The Sunday Mail
Prices of basic goods and services will remain the same despite the recent hike in fuel prices after Government and business last week agreed to allow the effective implementation of the rebate system designed to offset additional production costs.
Parties also heard during Thursday’s meeting between Government and industry that fuel costs account for between 5 to 10 percent of overall production costs.
Essentially, the rebate system provides tax relief to registered businesses by offsetting the margin of the fuel price hike through the VAT system.
It covers key productive sectors such as manufacturing, mining, agriculture and transport.
Industry and Commerce Minister Mangaliso Ndlovu told The Sunday Mail yesterday that the parties agreed that any price adjustments were not justified as the rebate system provides a “convenient mechanism” to shield business against additional costs.
“We made an important agreement with the industry players: that there is no justification whatsoever to increase prices as a result of a fuel hike. We agreed that the rebate system is a convenient mechanism to ensure that there are no extra costs that are passed on to the final consumer.
‘‘We managed to dichotomise the issues at hand and we came up with an agreed position that fuel alone is not the major contributor to the cost of production. Fuel alone doesn’t account for more than 5 percent of total costs on average. It is only in the transport sector where the cost of fuel can lead to a direct upward variation of 40 percent.”
Industry, Mr Ndlovu said, was agreed that the old fuel prices had become untenable.
“They actually said that they were in support of the fuel hike because it was long overdue. Some of them actually stated that they had in some instances already increased prices before the fuel hike so they will not increase prices any further if they are given access to fuel.”
He added that companies will benefit from the rebate system after supplying Government with proof of the expense they would have incurred in buying the precious liquid.
“From the date of announcement, the companies should keep proof of payment. The rebate system means that companies that are in the productive sector, which use fuel for the purposes of production, will get their fuel subsidised. These companies should be registered so that they can claim their rebate through the VAT system.
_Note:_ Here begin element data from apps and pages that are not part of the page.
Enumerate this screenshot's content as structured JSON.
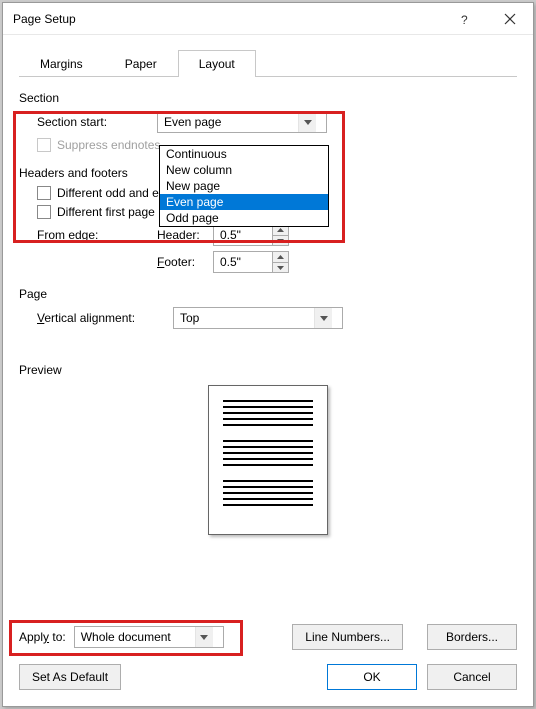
{
  "title": "Page Setup",
  "tabs": {
    "margins": "Margins",
    "paper": "Paper",
    "layout": "Layout"
  },
  "section": {
    "label": "Section",
    "start_label": "Section start:",
    "start_value": "Even page",
    "suppress_label": "Suppress endnotes",
    "options": [
      "Continuous",
      "New column",
      "New page",
      "Even page",
      "Odd page"
    ]
  },
  "headers": {
    "label": "Headers and footers",
    "diff_odd_label": "Different odd and even",
    "diff_first_label": "Different first page",
    "from_edge_label": "From edge:",
    "header_label": "Header:",
    "header_value": "0.5\"",
    "footer_label": "Footer:",
    "footer_value": "0.5\""
  },
  "page": {
    "label": "Page",
    "valign_label": "Vertical alignment:",
    "valign_value": "Top"
  },
  "preview_label": "Preview",
  "apply": {
    "label": "Apply to:",
    "value": "Whole document"
  },
  "buttons": {
    "line_numbers": "Line Numbers...",
    "borders": "Borders...",
    "set_default": "Set As Default",
    "ok": "OK",
    "cancel": "Cancel"
  }
}
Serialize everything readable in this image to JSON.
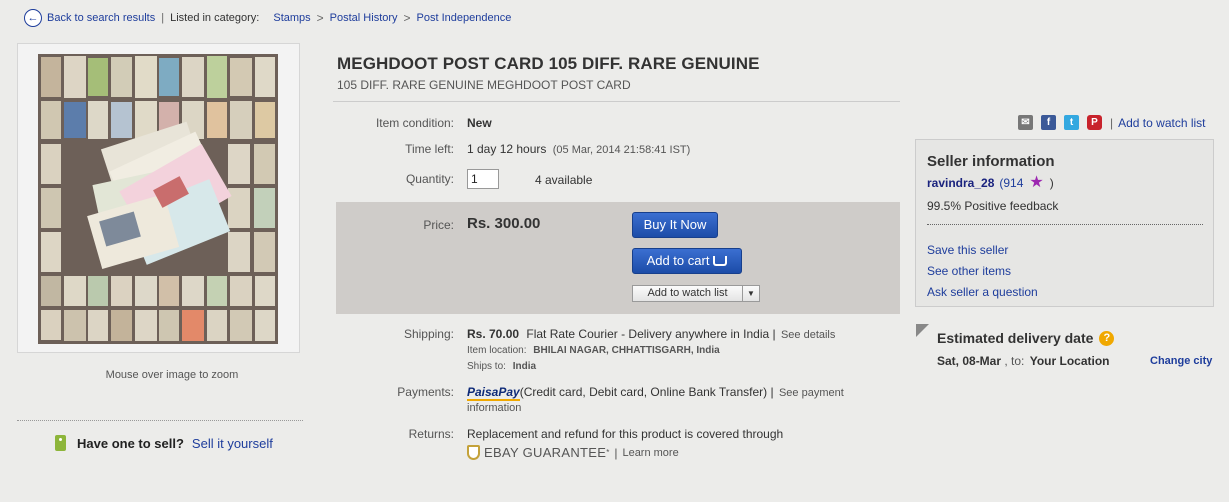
{
  "breadcrumb": {
    "back": "Back to search results",
    "sep": "|",
    "listed_in": "Listed in category:",
    "items": [
      "Stamps",
      "Postal History",
      "Post Independence"
    ],
    "gt": ">"
  },
  "image": {
    "zoom_hint": "Mouse over image to zoom"
  },
  "sell": {
    "question": "Have one to sell?",
    "link": "Sell it yourself"
  },
  "item": {
    "title": "MEGHDOOT POST CARD 105 DIFF. RARE GENUINE",
    "subtitle": "105 DIFF. RARE GENUINE MEGHDOOT POST CARD",
    "condition_label": "Item condition:",
    "condition": "New",
    "time_label": "Time left:",
    "time_left": "1 day 12 hours",
    "end_time": "(05 Mar, 2014  21:58:41 IST)",
    "qty_label": "Quantity:",
    "qty_value": "1",
    "available": "4 available",
    "price_label": "Price:",
    "price": "Rs. 300.00",
    "buy_now": "Buy It Now",
    "add_to_cart": "Add to cart",
    "add_watch": "Add to watch list",
    "shipping_label": "Shipping:",
    "shipping_cost": "Rs. 70.00",
    "shipping_desc": "Flat Rate Courier - Delivery anywhere in India |",
    "see_details": "See details",
    "item_location_label": "Item location:",
    "item_location": "BHILAI NAGAR, CHHATTISGARH, India",
    "ships_to_label": "Ships to:",
    "ships_to": "India",
    "payments_label": "Payments:",
    "paisapay": "PaisaPay",
    "payments_desc": "(Credit card, Debit card, Online Bank Transfer)  |",
    "see_payment": "See payment",
    "payment_info": "information",
    "returns_label": "Returns:",
    "returns_desc": "Replacement and refund for this product is covered through",
    "guarantee": "EBAY GUARANTEE",
    "guarantee_mark": "*",
    "learn_more": "Learn more"
  },
  "share": {
    "watch_link": "Add to watch list",
    "sep": "|"
  },
  "seller": {
    "heading": "Seller information",
    "name": "ravindra_28",
    "score_open": "(914",
    "score_close": ")",
    "feedback": "99.5% Positive feedback",
    "save": "Save this seller",
    "see_items": "See other items",
    "ask": "Ask seller a question"
  },
  "delivery": {
    "heading": "Estimated delivery date",
    "date": "Sat, 08-Mar",
    "to": ", to:",
    "location": "Your Location",
    "change": "Change city"
  },
  "colors": {
    "link": "#1e3d9c",
    "button": "#2a5cc0",
    "price_box": "#cfccc9",
    "paypal_blue": "#0e2a78"
  }
}
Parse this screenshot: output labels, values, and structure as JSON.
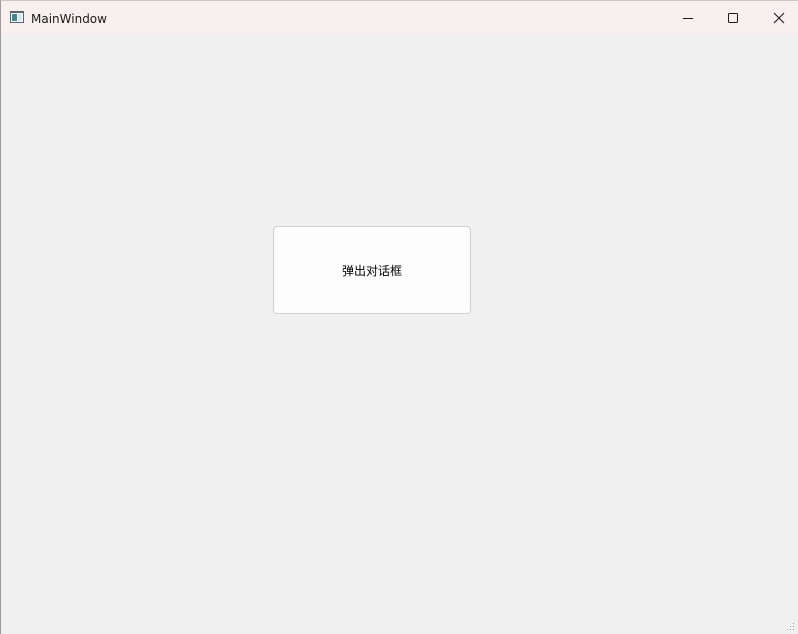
{
  "window": {
    "title": "MainWindow",
    "icons": {
      "app": "app-window-icon",
      "minimize": "minimize-icon",
      "maximize": "maximize-icon",
      "close": "close-icon"
    }
  },
  "main": {
    "popup_button_label": "弹出对话框"
  },
  "colors": {
    "titlebar_bg": "#f8efef",
    "client_bg": "#f0f0f0",
    "button_bg": "#fdfdfd",
    "button_border": "#d0d0d0"
  }
}
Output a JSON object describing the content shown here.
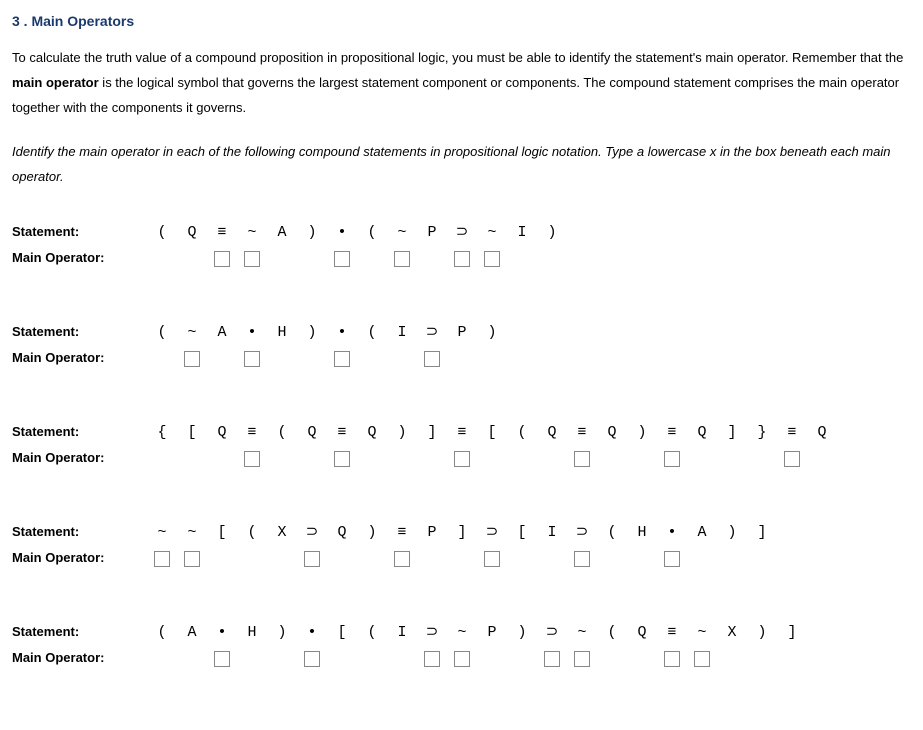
{
  "heading": "3 . Main Operators",
  "intro_pre": "To calculate the truth value of a compound proposition in propositional logic, you must be able to identify the statement's main operator. Remember that the ",
  "intro_bold": "main operator",
  "intro_post": " is the logical symbol that governs the largest statement component or components. The compound statement comprises the main operator together with the components it governs.",
  "instructions": "Identify the main operator in each of the following compound statements in propositional logic notation. Type a lowercase x in the box beneath each main operator.",
  "labels": {
    "statement": "Statement:",
    "main_op": "Main Operator:"
  },
  "problems": [
    {
      "symbols": [
        "(",
        "Q",
        "≡",
        "~",
        "A",
        ")",
        "•",
        "(",
        "~",
        "P",
        "⊃",
        "~",
        "I",
        ")"
      ],
      "boxes": [
        0,
        0,
        1,
        1,
        0,
        0,
        1,
        0,
        1,
        0,
        1,
        1,
        0,
        0
      ]
    },
    {
      "symbols": [
        "(",
        "~",
        "A",
        "•",
        "H",
        ")",
        "•",
        "(",
        "I",
        "⊃",
        "P",
        ")"
      ],
      "boxes": [
        0,
        1,
        0,
        1,
        0,
        0,
        1,
        0,
        0,
        1,
        0,
        0
      ]
    },
    {
      "symbols": [
        "{",
        "[",
        "Q",
        "≡",
        "(",
        "Q",
        "≡",
        "Q",
        ")",
        "]",
        "≡",
        "[",
        "(",
        "Q",
        "≡",
        "Q",
        ")",
        "≡",
        "Q",
        "]",
        "}",
        "≡",
        "Q"
      ],
      "boxes": [
        0,
        0,
        0,
        1,
        0,
        0,
        1,
        0,
        0,
        0,
        1,
        0,
        0,
        0,
        1,
        0,
        0,
        1,
        0,
        0,
        0,
        1,
        0
      ]
    },
    {
      "symbols": [
        "~",
        "~",
        "[",
        "(",
        "X",
        "⊃",
        "Q",
        ")",
        "≡",
        "P",
        "]",
        "⊃",
        "[",
        "I",
        "⊃",
        "(",
        "H",
        "•",
        "A",
        ")",
        "]"
      ],
      "boxes": [
        1,
        1,
        0,
        0,
        0,
        1,
        0,
        0,
        1,
        0,
        0,
        1,
        0,
        0,
        1,
        0,
        0,
        1,
        0,
        0,
        0
      ]
    },
    {
      "symbols": [
        "(",
        "A",
        "•",
        "H",
        ")",
        "•",
        "[",
        "(",
        "I",
        "⊃",
        "~",
        "P",
        ")",
        "⊃",
        "~",
        "(",
        "Q",
        "≡",
        "~",
        "X",
        ")",
        "]"
      ],
      "boxes": [
        0,
        0,
        1,
        0,
        0,
        1,
        0,
        0,
        0,
        1,
        1,
        0,
        0,
        1,
        1,
        0,
        0,
        1,
        1,
        0,
        0,
        0
      ]
    }
  ]
}
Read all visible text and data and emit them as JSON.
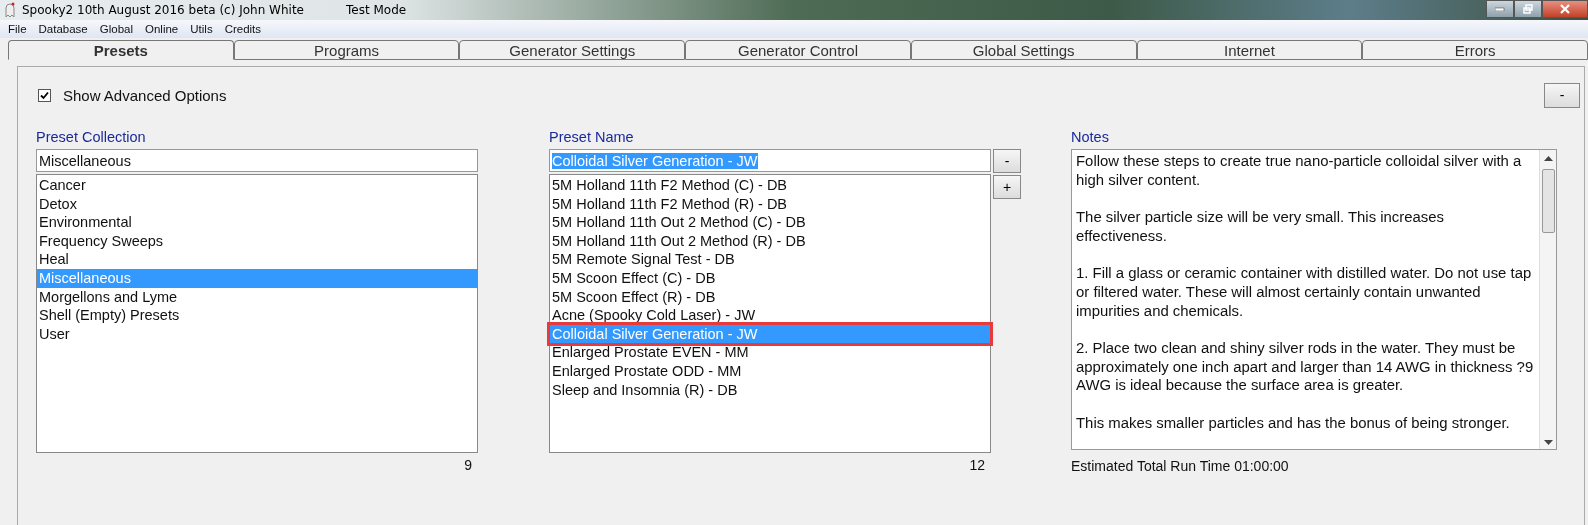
{
  "window": {
    "title": "Spooky2 10th August 2016 beta (c) John White",
    "mode": "Test Mode"
  },
  "menu": [
    "File",
    "Database",
    "Global",
    "Online",
    "Utils",
    "Credits"
  ],
  "tabs": [
    {
      "label": "Presets",
      "selected": true
    },
    {
      "label": "Programs",
      "selected": false
    },
    {
      "label": "Generator Settings",
      "selected": false
    },
    {
      "label": "Generator Control",
      "selected": false
    },
    {
      "label": "Global Settings",
      "selected": false
    },
    {
      "label": "Internet",
      "selected": false
    },
    {
      "label": "Errors",
      "selected": false
    }
  ],
  "show_advanced": {
    "label": "Show Advanced Options",
    "checked": true
  },
  "collapse_button": "-",
  "preset_collection": {
    "heading": "Preset Collection",
    "value": "Miscellaneous",
    "count": "9",
    "items": [
      {
        "label": "Cancer",
        "selected": false
      },
      {
        "label": "Detox",
        "selected": false
      },
      {
        "label": "Environmental",
        "selected": false
      },
      {
        "label": "Frequency Sweeps",
        "selected": false
      },
      {
        "label": "Heal",
        "selected": false
      },
      {
        "label": "Miscellaneous",
        "selected": true
      },
      {
        "label": "Morgellons and Lyme",
        "selected": false
      },
      {
        "label": "Shell (Empty) Presets",
        "selected": false
      },
      {
        "label": "User",
        "selected": false
      }
    ]
  },
  "preset_name": {
    "heading": "Preset Name",
    "value": "Colloidal Silver Generation - JW",
    "count": "12",
    "buttons": [
      "-",
      "+"
    ],
    "items": [
      {
        "label": "5M Holland 11th F2 Method (C) - DB",
        "selected": false,
        "outlined": false
      },
      {
        "label": "5M Holland 11th F2 Method (R) - DB",
        "selected": false,
        "outlined": false
      },
      {
        "label": "5M Holland 11th Out 2 Method (C) - DB",
        "selected": false,
        "outlined": false
      },
      {
        "label": "5M Holland 11th Out 2 Method (R) - DB",
        "selected": false,
        "outlined": false
      },
      {
        "label": "5M Remote Signal Test - DB",
        "selected": false,
        "outlined": false
      },
      {
        "label": "5M Scoon Effect (C) - DB",
        "selected": false,
        "outlined": false
      },
      {
        "label": "5M Scoon Effect (R) - DB",
        "selected": false,
        "outlined": false
      },
      {
        "label": "Acne (Spooky Cold Laser) - JW",
        "selected": false,
        "outlined": false
      },
      {
        "label": "Colloidal Silver Generation - JW",
        "selected": true,
        "outlined": true
      },
      {
        "label": "Enlarged Prostate EVEN - MM",
        "selected": false,
        "outlined": false
      },
      {
        "label": "Enlarged Prostate ODD - MM",
        "selected": false,
        "outlined": false
      },
      {
        "label": "Sleep and Insomnia (R) - DB",
        "selected": false,
        "outlined": false
      }
    ]
  },
  "notes": {
    "heading": "Notes",
    "paragraphs": [
      "Follow these steps to create true nano-particle colloidal silver with a high silver content.",
      "The silver particle size will be very small. This increases effectiveness.",
      "1. Fill a glass or ceramic container with distilled water. Do not use tap or filtered water. These will almost certainly contain unwanted impurities and chemicals.",
      "2. Place two clean and shiny silver rods in the water. They must be approximately one inch apart and larger than 14 AWG in thickness ?9 AWG is ideal because the surface area is greater.",
      "This makes smaller particles and has the bonus of being stronger."
    ],
    "run_time": "Estimated Total Run Time 01:00:00"
  }
}
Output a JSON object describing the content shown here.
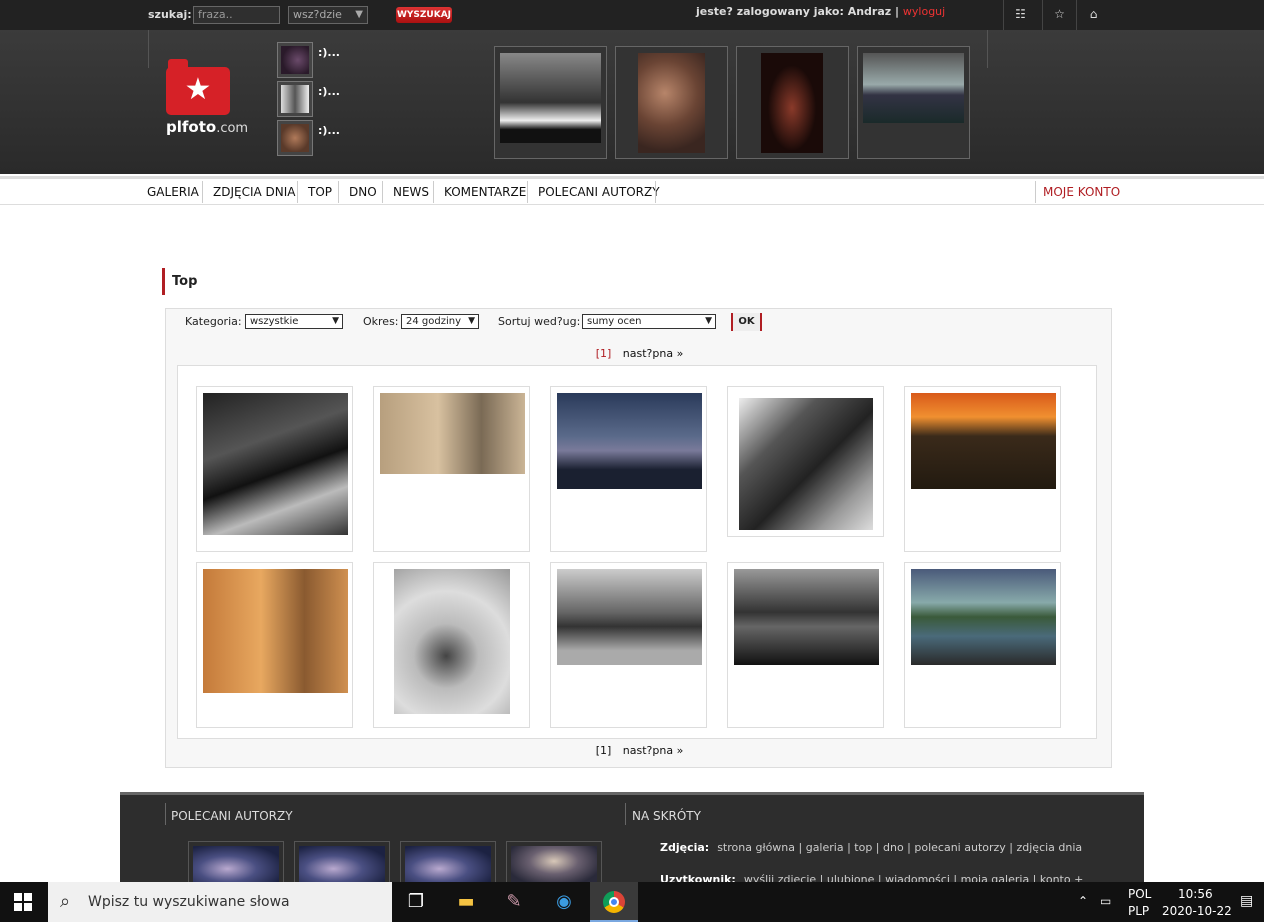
{
  "topbar": {
    "search_label": "szukaj:",
    "search_placeholder": "fraza..",
    "scope_value": "wsz?dzie",
    "search_button": "WYSZUKAJ",
    "user_text": "jeste? zalogowany jako: Andraz",
    "user_sep": "|",
    "logout": "wyloguj",
    "icons": [
      "list-icon",
      "star-icon",
      "home-icon"
    ]
  },
  "header": {
    "logo_name": "plfoto",
    "logo_tld": ".com",
    "recent": [
      {
        "label": ":)..."
      },
      {
        "label": ":)..."
      },
      {
        "label": ":)..."
      }
    ]
  },
  "nav": {
    "items": [
      "GALERIA",
      "ZDJĘCIA DNIA",
      "TOP",
      "DNO",
      "NEWS",
      "KOMENTARZE",
      "POLECANI AUTORZY"
    ],
    "account": "MOJE KONTO"
  },
  "main": {
    "title": "Top",
    "filters": {
      "category_label": "Kategoria:",
      "category_value": "wszystkie",
      "period_label": "Okres:",
      "period_value": "24 godziny",
      "sort_label": "Sortuj wed?ug:",
      "sort_value": "sumy ocen",
      "ok_button": "OK"
    },
    "pager": {
      "current": "[1]",
      "next": "nast?pna »"
    }
  },
  "footer": {
    "section_authors": "POLECANI AUTORZY",
    "section_shortcuts": "NA SKRÓTY",
    "photos_label": "Zdjęcia:",
    "photos_links": "strona główna | galeria | top | dno | polecani autorzy | zdjęcia dnia",
    "user_label": "Uzytkownik:",
    "user_links": "wyślij zdjęcie | ulubione | wiadomości | moja galeria | konto +"
  },
  "taskbar": {
    "search_placeholder": "Wpisz tu wyszukiwane słowa",
    "lang_top": "POL",
    "lang_bottom": "PLP",
    "time": "10:56",
    "date": "2020-10-22"
  }
}
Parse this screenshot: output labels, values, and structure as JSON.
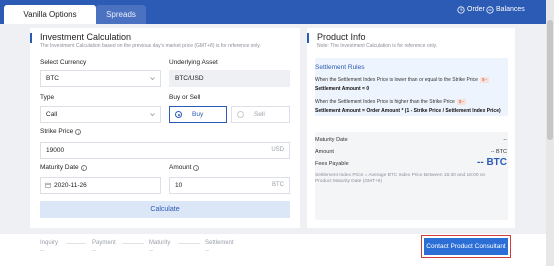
{
  "tabs": [
    {
      "label": "Vanilla Options",
      "active": true
    },
    {
      "label": "Spreads",
      "active": false
    }
  ],
  "top_links": {
    "order": "Order",
    "balances": "Balances"
  },
  "calc": {
    "title": "Investment Calculation",
    "note": "The Investment Calculation based on the previous day's market price (GMT+8) is for reference only.",
    "select_currency_label": "Select Currency",
    "currency_value": "BTC",
    "underlying_label": "Underlying Asset",
    "underlying_value": "BTC/USD",
    "type_label": "Type",
    "type_value": "Call",
    "buy_sell_label": "Buy or Sell",
    "buy_label": "Buy",
    "sell_label": "Sell",
    "strike_label": "Strike Price",
    "strike_value": "19000",
    "strike_unit": "USD",
    "maturity_label": "Maturity Date",
    "maturity_value": "2020-11-26",
    "amount_label": "Amount",
    "amount_value": "10",
    "amount_unit": "BTC",
    "calculate_label": "Calculate"
  },
  "product": {
    "title": "Product Info",
    "note": "Note: The Investment Calculation is for reference only.",
    "rules_title": "Settlement Rules",
    "rule1_text": "When the Settlement Index Price is lower than or equal to the Strike Price",
    "rule1_tag": "$--",
    "rule1_formula": "Settlement Amount = 0",
    "rule2_text": "When the Settlement Index Price is higher than the Strike Price",
    "rule2_tag": "$--",
    "rule2_formula": "Settlement Amount = Order Amount * (1 - Strike Price / Settlement Index Price)",
    "maturity_label": "Maturity Date",
    "maturity_value": "--",
    "amount_label": "Amount",
    "amount_value": "-- BTC",
    "fees_label": "Fees Payable",
    "fees_value": "-- BTC",
    "index_note": "Settlement Index Price = Average BTC Index Price Between 15:30 and 16:00 on Product Maturity Date (GMT+8)"
  },
  "steps": [
    {
      "label": "Inquiry",
      "value": "--"
    },
    {
      "label": "Payment",
      "value": "--"
    },
    {
      "label": "Maturity",
      "value": "--"
    },
    {
      "label": "Settlement",
      "value": "--"
    }
  ],
  "contact_label": "Contact Product Consultant",
  "colors": {
    "brand": "#2b5bb5",
    "highlight_outline": "#d23c3c",
    "tag": "#e05a3a"
  }
}
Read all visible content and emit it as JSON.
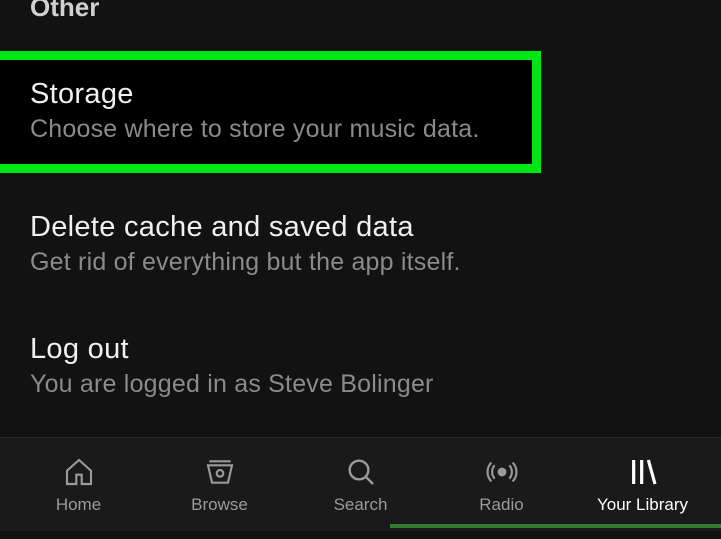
{
  "section_header": "Other",
  "settings": {
    "storage": {
      "title": "Storage",
      "subtitle": "Choose where to store your music data."
    },
    "delete_cache": {
      "title": "Delete cache and saved data",
      "subtitle": "Get rid of everything but the app itself."
    },
    "logout": {
      "title": "Log out",
      "subtitle": "You are logged in as Steve Bolinger"
    }
  },
  "nav": {
    "home": "Home",
    "browse": "Browse",
    "search": "Search",
    "radio": "Radio",
    "library": "Your Library"
  }
}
We are working on a sector-specific system; for example, when it comes to the commuter omnibus operators, they pay Presumptive Tax around the 10th, so when the taxes are close to the payment date, they can work on claiming their rebate around that time,” he said.
The Minister said another meeting between Government and business leaders to fine-tune the rebate payment system has been slated for this week.
“This is something that we will continue to look at, but basically there is no price increase that is more beneficial than the rebate mechanism.
‘‘In any case, we will be monitoring if there is any abuse system and anyone abuses the system will be blacklisted from benefiting in the future, and will also suffer any other penalties in line with the laws of the country.”
Confederation of Zimbabwe Industries (CZI) president Mr Sifelani Jabangwe confirmed their price pact with Government.
“As industry, we have already done our numbers that the overall costs of our goods should be between 3-10 percent if we factor in the fuel increase. We, therefore, expect that with the work we are doing to implement the rebate system, there is no need for any price increase once the rebate is in place.
‘‘So what we are basically saying is that the impact of the fuel increase is marginal and it can be prevented from affecting the consumer through the rebate system.”
Mr Jabangwe said this week’s follow-up meeting with Government will dwell on the effective enforcement of the rebate system.
“We still need to finalise the models and there are various proposals that were put forward which we need to agree on. So we are looking forward to next week’s meeting to finalise these issues sector by sector.”
He said last week’s meeting was also attended by retailers, representatives from the mining sector, agriculture and transport operators, among others.
Addressing journalists in Harare on Tuesday, permanent secretary for Finance and Economic Development Mr George Guvamatanga reiterated that the rebate system will cushion against price increases.
“This rebate system, in short, will mean that all the sectors that I have mentioned will apply through Zimra (Zimbabwe Revenue Authority) to be given back the increase in the price of fuel, which is the difference between what they were paying before the fuel price was increased and the new price of fuel.
“In short, there is no impact for the transport sector caused by the fuel increase, there is no impact on industry, there is no impact on agriculture and there is no impact on mining.
“So there is absolutely no reason or whatsoever to have any price increase that is going to be related to this increase on fuel because we are going to give them back their money that they would have paid, which is the difference between where the price was and what it is now.”